by Paul Vickers,
Director, Ontario Federation of Agriculture
Farm safety should be at the forefront of everyone’s minds while working on the farm every day. However, as we all know, unfortunate events still occur. It’s important to have professionals well-equipped and knowledgeable to handle those situations when they do happen.
The Bruce County Federation of Agriculture (BCFA) identified the importance of trained medical workers in rural hospitals and organizes an annual medical students’ tour. Since 2003, first-year medical students at Schulich School of Medicine & Dentistry at Western University spend a two-week placement in a rural hospital during their first-year studies. One day throughout the placement, BCFA works with a member of the doctor recruitment committee to tour these students around local farm operations and businesses. The number of students who participate vary. However, many local hospitals such as Walkerton and Chesley, are very committed to the success of the day.
On the full-day tour, the medical students will visit a dairy farm, a tractor dealership and a grain elevator before arriving at the local fire station for a series of presentations.

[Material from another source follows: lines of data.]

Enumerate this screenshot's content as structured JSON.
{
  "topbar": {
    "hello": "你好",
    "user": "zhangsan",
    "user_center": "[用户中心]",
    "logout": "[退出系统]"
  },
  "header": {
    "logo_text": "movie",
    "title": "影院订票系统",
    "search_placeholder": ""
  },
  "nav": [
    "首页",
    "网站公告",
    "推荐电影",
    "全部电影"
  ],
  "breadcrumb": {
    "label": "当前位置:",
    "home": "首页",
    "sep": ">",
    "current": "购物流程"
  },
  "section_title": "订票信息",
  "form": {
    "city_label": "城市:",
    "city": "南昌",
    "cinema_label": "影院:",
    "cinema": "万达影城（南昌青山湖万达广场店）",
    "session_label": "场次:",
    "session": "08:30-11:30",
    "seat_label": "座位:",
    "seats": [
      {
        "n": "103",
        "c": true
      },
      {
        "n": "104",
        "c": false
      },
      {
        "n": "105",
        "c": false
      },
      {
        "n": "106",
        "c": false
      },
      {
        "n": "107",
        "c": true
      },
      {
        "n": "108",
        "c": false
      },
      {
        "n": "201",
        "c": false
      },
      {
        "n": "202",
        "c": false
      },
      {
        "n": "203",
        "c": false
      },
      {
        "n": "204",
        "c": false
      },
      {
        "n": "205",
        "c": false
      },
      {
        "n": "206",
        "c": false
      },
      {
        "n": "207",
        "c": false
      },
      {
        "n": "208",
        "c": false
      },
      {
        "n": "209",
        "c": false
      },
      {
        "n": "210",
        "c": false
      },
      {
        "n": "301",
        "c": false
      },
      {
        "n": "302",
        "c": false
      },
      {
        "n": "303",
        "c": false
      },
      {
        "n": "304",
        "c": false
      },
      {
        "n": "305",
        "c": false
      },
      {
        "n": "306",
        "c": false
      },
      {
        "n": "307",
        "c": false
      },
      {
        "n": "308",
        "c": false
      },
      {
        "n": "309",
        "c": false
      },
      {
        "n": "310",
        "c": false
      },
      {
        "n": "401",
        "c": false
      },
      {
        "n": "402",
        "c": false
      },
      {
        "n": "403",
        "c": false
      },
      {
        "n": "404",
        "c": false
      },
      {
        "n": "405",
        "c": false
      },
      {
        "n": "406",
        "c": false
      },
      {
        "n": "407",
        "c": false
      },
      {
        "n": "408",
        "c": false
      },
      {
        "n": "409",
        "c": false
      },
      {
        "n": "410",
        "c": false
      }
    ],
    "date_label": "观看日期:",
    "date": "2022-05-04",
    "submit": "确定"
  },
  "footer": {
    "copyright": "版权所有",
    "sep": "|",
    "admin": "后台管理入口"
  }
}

Speakers include a local news reporter, a veterinarian, and a farmer who has been involved in a farm accident, which is the newest addition to the speaker line-up.

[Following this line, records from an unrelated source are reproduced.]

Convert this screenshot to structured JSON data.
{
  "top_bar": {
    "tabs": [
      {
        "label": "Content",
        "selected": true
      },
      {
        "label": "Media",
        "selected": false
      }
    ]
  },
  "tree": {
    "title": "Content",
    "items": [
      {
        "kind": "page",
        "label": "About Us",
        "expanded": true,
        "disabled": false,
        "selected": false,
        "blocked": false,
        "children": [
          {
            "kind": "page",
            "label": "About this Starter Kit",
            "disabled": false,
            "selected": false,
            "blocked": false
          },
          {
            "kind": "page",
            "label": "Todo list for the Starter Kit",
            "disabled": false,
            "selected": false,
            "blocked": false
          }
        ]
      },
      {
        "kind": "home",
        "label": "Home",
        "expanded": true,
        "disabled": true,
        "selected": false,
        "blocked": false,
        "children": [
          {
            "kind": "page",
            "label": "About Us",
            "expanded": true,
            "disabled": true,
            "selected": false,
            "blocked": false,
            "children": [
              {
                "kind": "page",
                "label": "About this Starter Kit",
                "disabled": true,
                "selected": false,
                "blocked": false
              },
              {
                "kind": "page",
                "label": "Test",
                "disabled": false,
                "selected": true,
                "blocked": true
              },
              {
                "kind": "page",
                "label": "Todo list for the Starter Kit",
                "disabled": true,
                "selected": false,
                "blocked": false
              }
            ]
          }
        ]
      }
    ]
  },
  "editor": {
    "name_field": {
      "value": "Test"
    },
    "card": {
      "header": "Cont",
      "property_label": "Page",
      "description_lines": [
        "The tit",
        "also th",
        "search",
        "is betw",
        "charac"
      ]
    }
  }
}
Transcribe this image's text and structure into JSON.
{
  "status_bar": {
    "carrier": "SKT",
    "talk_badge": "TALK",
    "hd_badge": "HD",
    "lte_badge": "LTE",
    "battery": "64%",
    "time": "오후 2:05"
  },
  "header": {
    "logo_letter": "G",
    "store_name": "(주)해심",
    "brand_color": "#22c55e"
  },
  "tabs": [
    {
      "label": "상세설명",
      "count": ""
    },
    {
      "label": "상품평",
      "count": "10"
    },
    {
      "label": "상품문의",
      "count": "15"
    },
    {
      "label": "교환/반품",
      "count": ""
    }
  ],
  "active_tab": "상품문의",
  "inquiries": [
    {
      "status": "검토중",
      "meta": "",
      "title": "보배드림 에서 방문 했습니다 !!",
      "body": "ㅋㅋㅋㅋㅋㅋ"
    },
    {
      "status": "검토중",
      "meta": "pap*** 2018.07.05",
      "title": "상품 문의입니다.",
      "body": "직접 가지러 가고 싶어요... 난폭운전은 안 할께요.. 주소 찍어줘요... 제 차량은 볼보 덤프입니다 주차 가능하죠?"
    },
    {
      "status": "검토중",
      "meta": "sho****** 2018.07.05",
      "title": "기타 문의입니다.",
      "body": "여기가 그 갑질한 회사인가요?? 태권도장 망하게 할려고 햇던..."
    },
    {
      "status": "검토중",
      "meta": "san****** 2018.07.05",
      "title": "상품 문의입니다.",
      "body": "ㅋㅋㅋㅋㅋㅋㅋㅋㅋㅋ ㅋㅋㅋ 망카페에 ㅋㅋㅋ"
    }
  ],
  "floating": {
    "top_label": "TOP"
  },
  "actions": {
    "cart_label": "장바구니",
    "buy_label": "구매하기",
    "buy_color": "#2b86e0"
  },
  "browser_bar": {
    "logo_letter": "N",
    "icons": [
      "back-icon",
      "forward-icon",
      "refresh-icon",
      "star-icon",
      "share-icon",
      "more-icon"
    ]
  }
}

This tour demonstrates a broad range of hazards, such as working at heights at an elevator, handling and storing chemicals, dangers of farm machinery, working with livestock and zoonotic viruses (diseases that are transferable between animals and humans). BCFA hosts this event to educate students on the hazards that farmers and people working within agriculture face and to familiarize them with the different types of exposure and risks in rural areas.
Future doctors that can understand the additional safety risks within the agricultural sector, and who are prepared to treat farm accidents when they do occur, are crucial to rural hospitals. Rural communities need to attract and retain qualified medical professionals to ensure that rural Ontario is a safe place to live, work and raise a family. For Ontario to grow the agri-food sector, create jobs, and be competitive to stimulate rural economic development, we need the same high-quality services in our hospitals and schools that are available in urban communities.
For many medical students, the farming sector is new to them, so this annual tour provides real life experiences and encounters related to farm safety and rural living. It also encourages them to consider the benefits of one day practicing in a rural area, where there is often a shortage of medical professionals. The BCFA tour for medical students could serve as a template for many communities across the province that are interested in attracting medical professionals to their farm and rural areas.
We appreciate the efforts of BCFA for organizing this annual tour and promoting farm safety within their community.